The Canon is a recurring feature where I look back on movies, tv episodes, albums, books, etc. that I love; inducting them into my own imaginary canon of all-time favorite things. (Inspired by the podcast, Extra Hot Great)
There's such a specificity in grief -- both in terms of the vivid emotions we feel and how it can vary with each individual case. "The Body," the 16th episode of the 5th season of Buffy the Vampire Slayer, is the greatest expression of grief that I've ever seen put to film, and certainly my favorite episode of television. I've never lost anybody in my life, yet I still feel such a deep connection with the Scooby Gang dealing with the death of Buffy's mother. Stylistically, the episode is unlike anything the show had done before, and to this day it still feels different from every other TV episode I've ever watched. Buffy and the gang have just experienced something that has shaken their world, and everything has been rendered slightly off because of it. Sights and sounds that usually have no significance become vivid and bold -- the numbers on a phone, the patterns on the rug make their previously unobtrusive existence known. But what strikes me the most about "The Body" is how quiet the whole thing feels. The scene in Dawn's art class (where the picture up top derives from), which is about the negative space between objects, is kind of a description of the whole episode -- exploring all of the emotions that occupy the gaps between grief.

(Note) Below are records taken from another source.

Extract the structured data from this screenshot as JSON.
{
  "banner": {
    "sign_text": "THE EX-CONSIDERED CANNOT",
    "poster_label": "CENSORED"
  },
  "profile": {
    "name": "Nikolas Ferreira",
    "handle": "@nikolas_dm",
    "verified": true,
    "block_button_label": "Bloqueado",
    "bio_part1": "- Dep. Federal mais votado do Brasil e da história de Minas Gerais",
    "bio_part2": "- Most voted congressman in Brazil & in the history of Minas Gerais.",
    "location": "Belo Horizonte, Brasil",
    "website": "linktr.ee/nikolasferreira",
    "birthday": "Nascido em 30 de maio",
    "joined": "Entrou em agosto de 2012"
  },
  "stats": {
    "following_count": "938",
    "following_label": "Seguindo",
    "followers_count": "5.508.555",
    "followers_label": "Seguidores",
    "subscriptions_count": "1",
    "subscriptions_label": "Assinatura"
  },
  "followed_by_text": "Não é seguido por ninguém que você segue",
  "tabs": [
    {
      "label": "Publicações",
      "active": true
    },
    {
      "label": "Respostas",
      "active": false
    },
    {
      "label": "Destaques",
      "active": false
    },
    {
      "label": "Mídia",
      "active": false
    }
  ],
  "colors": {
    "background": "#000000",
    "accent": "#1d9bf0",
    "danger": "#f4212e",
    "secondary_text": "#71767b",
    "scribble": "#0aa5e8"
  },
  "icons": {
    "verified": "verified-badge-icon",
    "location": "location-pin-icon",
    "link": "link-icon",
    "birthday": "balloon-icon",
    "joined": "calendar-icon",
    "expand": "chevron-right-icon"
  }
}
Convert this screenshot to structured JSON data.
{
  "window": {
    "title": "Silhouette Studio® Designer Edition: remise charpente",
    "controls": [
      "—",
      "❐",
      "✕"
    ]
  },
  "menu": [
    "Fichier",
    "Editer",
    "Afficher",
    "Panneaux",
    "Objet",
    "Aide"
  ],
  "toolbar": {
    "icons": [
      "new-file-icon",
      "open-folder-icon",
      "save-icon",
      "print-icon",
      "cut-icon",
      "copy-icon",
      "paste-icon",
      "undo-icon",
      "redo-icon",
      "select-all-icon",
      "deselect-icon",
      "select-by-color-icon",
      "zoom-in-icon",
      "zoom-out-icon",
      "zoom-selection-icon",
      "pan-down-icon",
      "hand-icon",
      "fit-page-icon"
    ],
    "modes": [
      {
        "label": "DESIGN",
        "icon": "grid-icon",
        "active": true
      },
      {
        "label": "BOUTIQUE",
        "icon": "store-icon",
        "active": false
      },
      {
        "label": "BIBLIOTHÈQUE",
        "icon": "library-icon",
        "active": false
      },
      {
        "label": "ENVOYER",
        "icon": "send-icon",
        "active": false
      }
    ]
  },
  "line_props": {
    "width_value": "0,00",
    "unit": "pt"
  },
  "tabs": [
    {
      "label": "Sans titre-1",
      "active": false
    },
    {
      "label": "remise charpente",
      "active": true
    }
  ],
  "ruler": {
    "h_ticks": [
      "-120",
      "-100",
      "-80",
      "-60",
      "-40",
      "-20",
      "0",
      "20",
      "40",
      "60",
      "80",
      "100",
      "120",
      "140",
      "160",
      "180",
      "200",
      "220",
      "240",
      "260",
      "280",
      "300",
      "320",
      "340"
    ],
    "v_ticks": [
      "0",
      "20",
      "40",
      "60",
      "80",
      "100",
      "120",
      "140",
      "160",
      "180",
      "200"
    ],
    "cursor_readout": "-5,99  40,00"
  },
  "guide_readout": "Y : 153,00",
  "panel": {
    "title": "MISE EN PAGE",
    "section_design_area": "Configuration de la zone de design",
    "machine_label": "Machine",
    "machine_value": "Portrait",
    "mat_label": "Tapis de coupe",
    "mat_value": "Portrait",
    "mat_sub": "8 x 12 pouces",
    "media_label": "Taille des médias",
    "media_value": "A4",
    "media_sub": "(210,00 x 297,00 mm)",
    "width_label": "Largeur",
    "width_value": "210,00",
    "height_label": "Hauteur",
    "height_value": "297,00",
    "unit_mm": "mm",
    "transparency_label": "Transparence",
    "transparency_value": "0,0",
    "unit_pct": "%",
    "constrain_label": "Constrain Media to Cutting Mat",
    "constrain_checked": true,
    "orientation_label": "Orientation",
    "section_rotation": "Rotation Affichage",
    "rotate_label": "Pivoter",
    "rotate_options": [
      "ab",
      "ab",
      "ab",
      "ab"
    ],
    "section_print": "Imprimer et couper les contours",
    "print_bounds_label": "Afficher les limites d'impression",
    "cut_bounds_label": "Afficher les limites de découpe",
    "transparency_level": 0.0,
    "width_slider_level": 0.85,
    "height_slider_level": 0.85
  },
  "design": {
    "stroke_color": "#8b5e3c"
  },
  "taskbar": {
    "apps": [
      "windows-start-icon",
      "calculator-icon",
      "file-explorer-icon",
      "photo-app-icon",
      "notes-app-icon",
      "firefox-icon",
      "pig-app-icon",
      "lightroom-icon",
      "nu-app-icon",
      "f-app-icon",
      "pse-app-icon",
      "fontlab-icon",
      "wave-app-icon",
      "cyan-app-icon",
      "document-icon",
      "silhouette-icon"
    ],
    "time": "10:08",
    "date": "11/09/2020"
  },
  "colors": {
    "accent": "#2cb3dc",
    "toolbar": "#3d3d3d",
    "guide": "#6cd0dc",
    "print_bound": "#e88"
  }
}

Not only is the episode masterfully directed, the script is just as raw and devastating, featuring several moving passages about death and how we deal with it. The impressive thing is that there are only about 5 scenes that fill the episode, and as they go on deliberately, endlessly; we hope that they'll just cut away, much like the characters don't want to come to terms with the reality of the situation. Loss can feel like such a singular, all-consuming thing, and Whedon does a great job of reflecting that sensation. Just look at the scene where Buffy tells Dawn about their mother's death, and how all of Dawn's classmates seem to be drawn like magnets toward them. But it also shows how in actuality, the rest of the world just keeps going, so regardless of whether Xander is grieving or not, he still gets a ticket for being double parked. There's this hyper-real tone to "The Body," and it's so obsessed with the idea of processes. What do I do? What do I wear? How do I act? Anything to avoid thinking about the real question: why does this happen? Season 5 of Buffy is about God in many ways, and Joyce's passing is major to the themes of the season, as it's the only death in the entire show brought about by natural causes.
Whenever something really bad happens to me, I get stuck in a stage that's a weird mixture of denial and bargaining. I imagine it not happening, thinking that maybe if I formulate all of these elaborate alternative scenarios, one will eventually become true. The minute you snap back to reality and realize that that's never going to happen, you're weighed down by an even heavier sense of pain. That's why the parts that get me the most in this episode are the two or three scenes where Buffy imagines that her mom is actually alive. You can see her thinking "If I could just do this one thing differently..." But in the end, like Dawn in the closing scene, she's reaching for someone she can never truly touch again. Joyce Summers is there no longer. All that's left is the body.
"I wish that Joyce didn't die. Because she was nice. And now we all hurt." --Anya